In which according to today’s DSM 5 would be Will Hunting’s diagnosis. On the bases of Will Hunting’s child abuse it is more likely than not for Will to experience a trauma-related disorder as opposed to other abnormal disorders. With the trauma of the child abuse clearly affecting Will Hunting far into his adulthood, exceeds far beyond the three month period for eligibility to a PTSD diagnosis. All with a three month period, Will Hunting express distress through his behavior as well as a standstill in his personal and social life. Besides the symptom of reliving the experience, Will Hunting shows symptoms of hyperarousal.
“Good Will Hunting” is a fantastic example of a psychological movie. The screenwriter has given the main character, Will, a reactive attachment disorder. The movie is set in Boston and follows a 20 year-old man named Will Hunting. He was abused by his foster father when he was just a child. A reactive attachment disorder is rare disease, it is when someone was either abandoned, Abused, or put through a foster program at a very young age.
In the film 12 Years a Slave the editor, Joe Walker, makes use of a couple of techniques and styles that adds to the film in its own way. Long shots – Joe kept the long shots as long as he thought was necessary to add to the subject matter and the feeling he wanted to bind with the story. At the end of the film there’s this extremely long shot where Solomon is practically staring at the camera for about a minute and a half. The timing of that shot is so perfect because it’s not too short so you don’t have enough time to think about what just happened or too much time to overthink the situation. Closer to the end of the shot he lets the sound fade slowly and rapidly gives you a wakeup call when the next shot starts off where Solomon and the rest of the slaves are busy working in the field.

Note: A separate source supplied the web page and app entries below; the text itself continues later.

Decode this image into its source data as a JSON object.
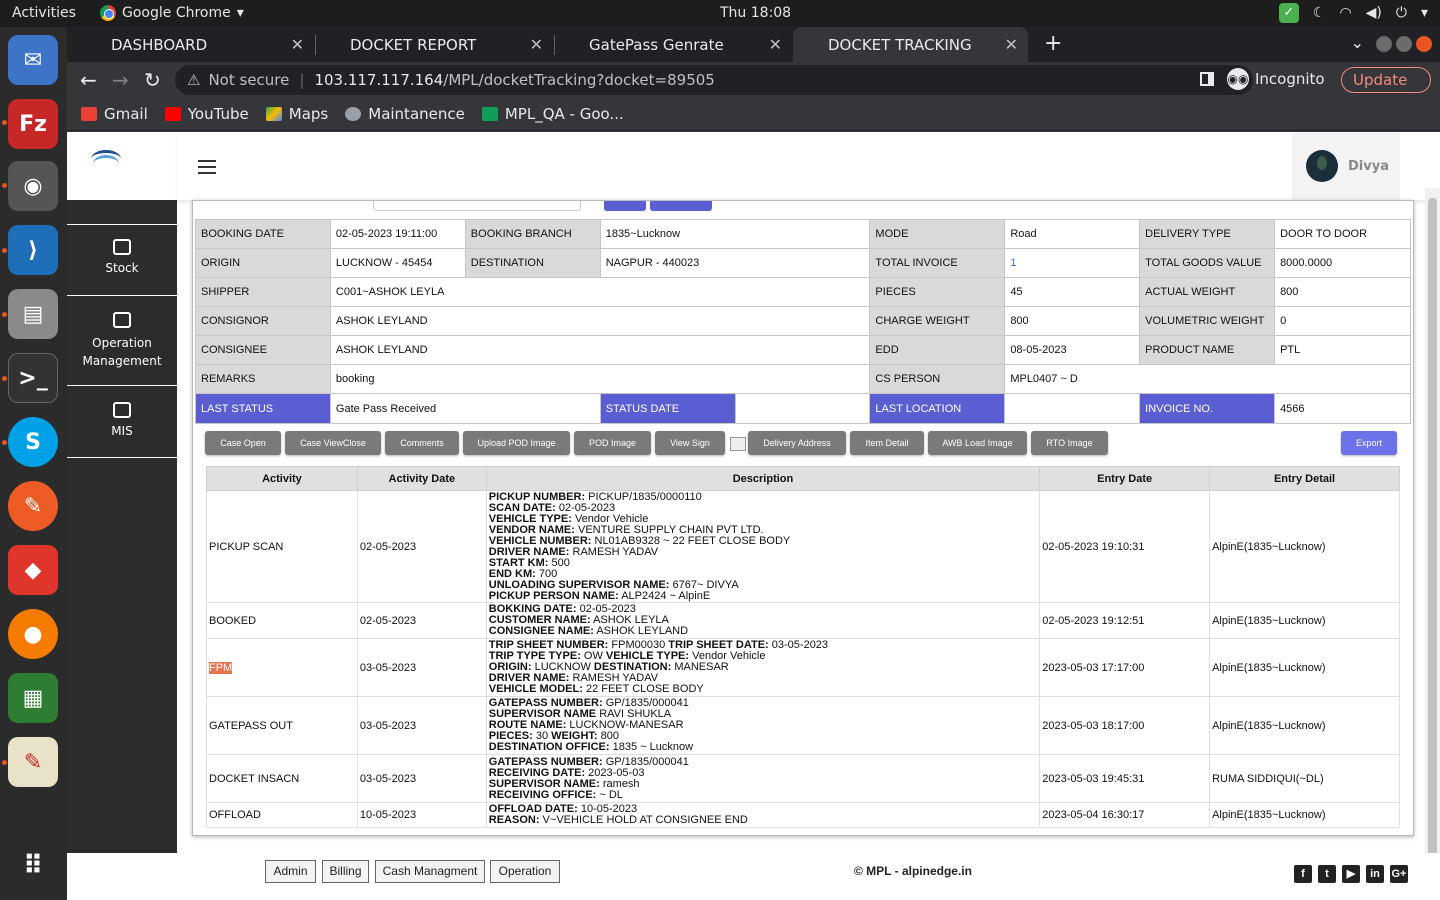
{
  "topbar": {
    "activities": "Activities",
    "app_name": "Google Chrome",
    "clock": "Thu 18:08"
  },
  "dock": {
    "items": [
      "thunderbird-icon",
      "filezilla-icon",
      "chrome-icon",
      "vscode-icon",
      "files-icon",
      "terminal-icon",
      "skype-icon",
      "postman-icon",
      "anydesk-icon",
      "firefox-icon",
      "libreoffice-calc-icon",
      "text-editor-icon",
      "app-grid-icon"
    ]
  },
  "browser": {
    "tabs": [
      {
        "title": "DASHBOARD"
      },
      {
        "title": "DOCKET REPORT"
      },
      {
        "title": "GatePass Genrate"
      },
      {
        "title": "DOCKET TRACKING"
      }
    ],
    "security": "Not secure",
    "url_host": "103.117.117.164",
    "url_path": "/MPL/docketTracking?docket=89505",
    "incognito": "Incognito",
    "update": "Update",
    "bookmarks": [
      "Gmail",
      "YouTube",
      "Maps",
      "Maintanence",
      "MPL_QA - Goo..."
    ]
  },
  "sidebar": {
    "items": [
      {
        "label": "Stock"
      },
      {
        "label": "Operation Management"
      },
      {
        "label": "MIS"
      }
    ]
  },
  "user": {
    "name": "Divya"
  },
  "info": {
    "row1": [
      "BOOKING DATE",
      "02-05-2023 19:11:00",
      "BOOKING BRANCH",
      "1835~Lucknow",
      "MODE",
      "Road",
      "DELIVERY TYPE",
      "DOOR TO DOOR"
    ],
    "row2": [
      "ORIGIN",
      "LUCKNOW - 45454",
      "DESTINATION",
      "NAGPUR - 440023",
      "TOTAL INVOICE",
      "1",
      "TOTAL GOODS VALUE",
      "8000.0000"
    ],
    "row3": [
      "SHIPPER",
      "C001~ASHOK LEYLA",
      "PIECES",
      "45",
      "ACTUAL WEIGHT",
      "800"
    ],
    "row4": [
      "CONSIGNOR",
      "ASHOK LEYLAND",
      "CHARGE WEIGHT",
      "800",
      "VOLUMETRIC WEIGHT",
      "0"
    ],
    "row5": [
      "CONSIGNEE",
      "ASHOK LEYLAND",
      "EDD",
      "08-05-2023",
      "PRODUCT NAME",
      "PTL"
    ],
    "row6": [
      "REMARKS",
      "booking",
      "CS PERSON",
      "MPL0407 ~ D"
    ],
    "row7": [
      "LAST STATUS",
      "Gate Pass Received",
      "STATUS DATE",
      "",
      "LAST LOCATION",
      "",
      "INVOICE NO.",
      "4566"
    ]
  },
  "actions": [
    "Case Open",
    "Case ViewClose",
    "Comments",
    "Upload POD Image",
    "POD Image",
    "View Sign",
    "Delivery Address",
    "Item Detail",
    "AWB Load Image",
    "RTO Image",
    "Export"
  ],
  "track": {
    "headers": [
      "Activity",
      "Activity Date",
      "Description",
      "Entry Date",
      "Entry Detail"
    ],
    "rows": [
      {
        "activity": "PICKUP SCAN",
        "date": "02-05-2023",
        "desc": [
          [
            [
              "PICKUP NUMBER:",
              " PICKUP/1835/0000110"
            ]
          ],
          [
            [
              "SCAN DATE:",
              " 02-05-2023"
            ]
          ],
          [
            [
              "VEHICLE TYPE:",
              " Vendor Vehicle"
            ]
          ],
          [
            [
              "VENDOR NAME:",
              " VENTURE SUPPLY CHAIN PVT LTD."
            ]
          ],
          [
            [
              "VEHICLE NUMBER:",
              " NL01AB9328 ~ 22 FEET CLOSE BODY"
            ]
          ],
          [
            [
              "DRIVER NAME:",
              " RAMESH YADAV"
            ]
          ],
          [
            [
              "START KM:",
              " 500"
            ]
          ],
          [
            [
              "END KM:",
              " 700"
            ]
          ],
          [
            [
              "UNLOADING SUPERVISOR NAME:",
              " 6767~ DIVYA"
            ]
          ],
          [
            [
              "PICKUP PERSON NAME:",
              " ALP2424 ~ AlpinE"
            ]
          ]
        ],
        "entry_date": "02-05-2023 19:10:31",
        "entry_detail": "AlpinE(1835~Lucknow)"
      },
      {
        "activity": "BOOKED",
        "date": "02-05-2023",
        "desc": [
          [
            [
              "BOKKING DATE:",
              " 02-05-2023"
            ]
          ],
          [
            [
              "CUSTOMER NAME:",
              " ASHOK LEYLA"
            ]
          ],
          [
            [
              "CONSIGNEE NAME:",
              " ASHOK LEYLAND"
            ]
          ]
        ],
        "entry_date": "02-05-2023 19:12:51",
        "entry_detail": "AlpinE(1835~Lucknow)"
      },
      {
        "activity": "FPM",
        "date": "03-05-2023",
        "desc": [
          [
            [
              "TRIP SHEET NUMBER:",
              " FPM00030 "
            ],
            [
              "TRIP SHEET DATE:",
              " 03-05-2023"
            ]
          ],
          [
            [
              "TRIP TYPE TYPE:",
              " OW "
            ],
            [
              "VEHICLE TYPE:",
              " Vendor Vehicle"
            ]
          ],
          [
            [
              "ORIGIN:",
              " LUCKNOW "
            ],
            [
              "DESTINATION:",
              " MANESAR"
            ]
          ],
          [
            [
              "DRIVER NAME:",
              " RAMESH YADAV"
            ]
          ],
          [
            [
              "VEHICLE MODEL:",
              " 22 FEET CLOSE BODY"
            ]
          ]
        ],
        "entry_date": "2023-05-03 17:17:00",
        "entry_detail": "AlpinE(1835~Lucknow)"
      },
      {
        "activity": "GATEPASS OUT",
        "date": "03-05-2023",
        "desc": [
          [
            [
              "GATEPASS NUMBER:",
              " GP/1835/000041"
            ]
          ],
          [
            [
              "SUPERVISOR NAME",
              " RAVI SHUKLA"
            ]
          ],
          [
            [
              "ROUTE NAME:",
              " LUCKNOW-MANESAR"
            ]
          ],
          [
            [
              "PIECES:",
              " 30 "
            ],
            [
              "WEIGHT:",
              " 800"
            ]
          ],
          [
            [
              "DESTINATION OFFICE:",
              " 1835 ~ Lucknow"
            ]
          ]
        ],
        "entry_date": "2023-05-03 18:17:00",
        "entry_detail": "AlpinE(1835~Lucknow)"
      },
      {
        "activity": "DOCKET INSACN",
        "date": "03-05-2023",
        "desc": [
          [
            [
              "GATEPASS NUMBER:",
              " GP/1835/000041"
            ]
          ],
          [
            [
              "RECEIVING DATE:",
              " 2023-05-03"
            ]
          ],
          [
            [
              "SUPERVISOR NAME:",
              " ramesh"
            ]
          ],
          [
            [
              "RECEIVING OFFICE:",
              " ~ DL"
            ]
          ]
        ],
        "entry_date": "2023-05-03 19:45:31",
        "entry_detail": "RUMA SIDDIQUI(~DL)"
      },
      {
        "activity": "OFFLOAD",
        "date": "10-05-2023",
        "desc": [
          [
            [
              "OFFLOAD DATE:",
              " 10-05-2023"
            ]
          ],
          [
            [
              "REASON:",
              " V~VEHICLE HOLD AT CONSIGNEE END"
            ]
          ]
        ],
        "entry_date": "2023-05-04 16:30:17",
        "entry_detail": "AlpinE(1835~Lucknow)"
      }
    ]
  },
  "footer": {
    "buttons": [
      "Admin",
      "Billing",
      "Cash Managment",
      "Operation"
    ],
    "copyright": "© MPL - alpinedge.in",
    "social": [
      "facebook-icon",
      "twitter-icon",
      "youtube-icon",
      "linkedin-icon",
      "google-plus-icon"
    ]
  },
  "colors": {
    "highlight_label": "#5a5ed0",
    "export_button": "#6d72e8",
    "fpm_highlight": "#e2754b",
    "sidebar": "#2c2c2c"
  }
}
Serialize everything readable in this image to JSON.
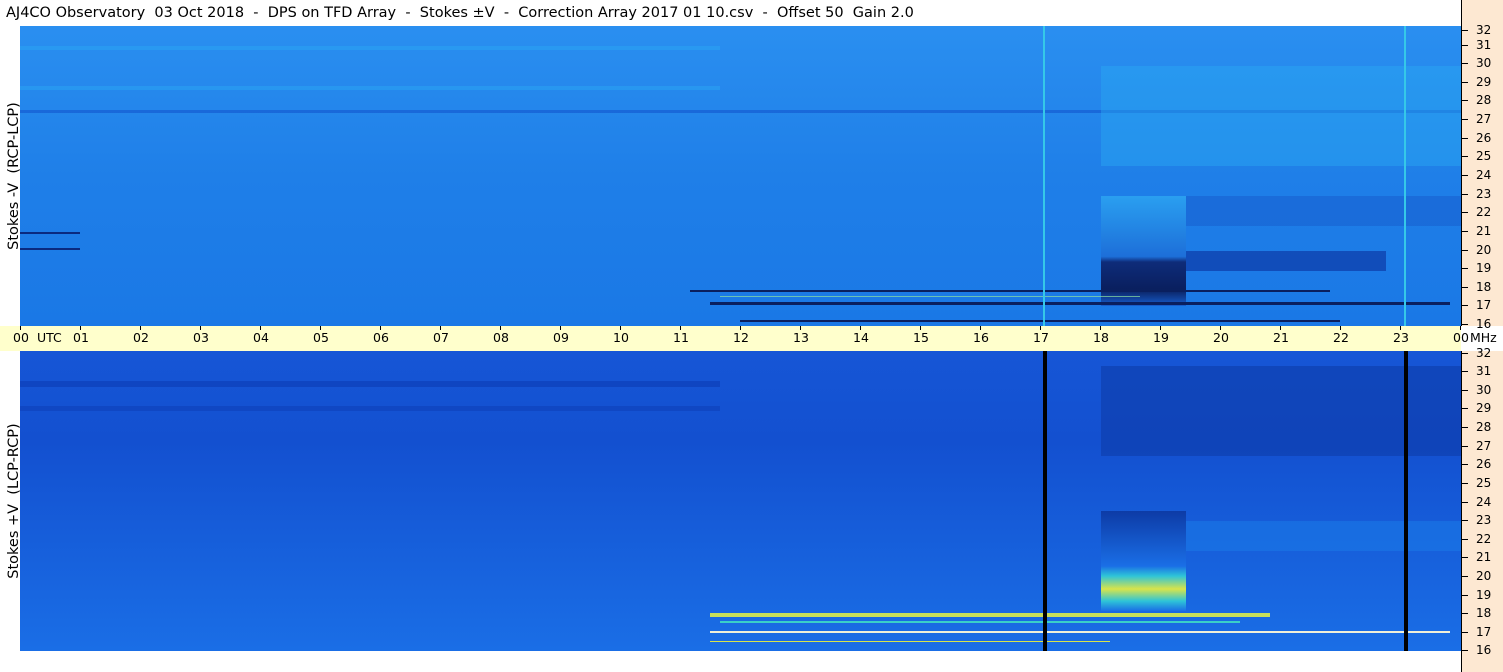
{
  "header": {
    "title": "AJ4CO Observatory  03 Oct 2018  -  DPS on TFD Array  -  Stokes ±V  -  Correction Array 2017 01 10.csv  -  Offset 50  Gain 2.0"
  },
  "panels": {
    "top": {
      "ylabel": "Stokes -V  (RCP-LCP)"
    },
    "bottom": {
      "ylabel": "Stokes +V  (LCP-RCP)"
    }
  },
  "time_axis": {
    "unit_label": "UTC",
    "end_unit": "MHz",
    "labels": [
      "00",
      "01",
      "02",
      "03",
      "04",
      "05",
      "06",
      "07",
      "08",
      "09",
      "10",
      "11",
      "12",
      "13",
      "14",
      "15",
      "16",
      "17",
      "18",
      "19",
      "20",
      "21",
      "22",
      "23",
      "00"
    ]
  },
  "frequency_axis": {
    "labels": [
      "32",
      "31",
      "30",
      "29",
      "28",
      "27",
      "26",
      "25",
      "24",
      "23",
      "22",
      "21",
      "20",
      "19",
      "18",
      "17",
      "16"
    ]
  },
  "colors": {
    "background_blue": "#1a6ee6",
    "deep_blue": "#0d48c8",
    "light_blue": "#2aa0f2",
    "axis_fill": "#ffffcc",
    "freq_axis_fill": "#fde8d2",
    "dark_band": "#0a1f5e"
  }
}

Post-traumatic stress disorder (PTSD) is a mental health problem that develops following exposure to a stressful event or a situation of an exceptionally threatening or catastrophic nature. These symptoms are grouped into four types: intrusive memories, avoidance, negative changes in thinking and mood, and changes in emotional reaction. Being exposed to such an event can challenge our belief that life is fair and affect our sense of security and safety. One main hallmark of PTSD is that the individual re-experiences symptoms in a vivid or distressing way, and this often occurs nightmares or flashbacks. Also, traumatic child loss is a major trigger in PTSD.
Boyhood is a 2014 American drama film directed and written by Richard Linklater. It is a coming of age story. The film was created over 12-year span with the same people. It includes among 2002-2013. Basically, the movie is about a young boy named Mason and his family.
Boyhood embodies coming of age where the director Richard Linklater with Mason Junior, Olivia (Mason’s mother), Mason senior (Mason’s father and Olivia’s ex-husband), Samantha (Mason’s sister) builds an emotional saga which enumerates individual emotions and relationships. Linklater made film history by shooting the motion picture for 4-5 days (consistently) for the traverse of 12 years just to draw out the progression of time. Boyhood is an intimate movie which covers relationships between children and parents, adolescence, and child psychology, and further exemplifies the development of a six year old boy to an eighteen year old man, where the characters go through a series of emotional and physical changes, Mason’s voice drops, he grows taller, his parents grow older, you can feel the adolescence oozing out of the two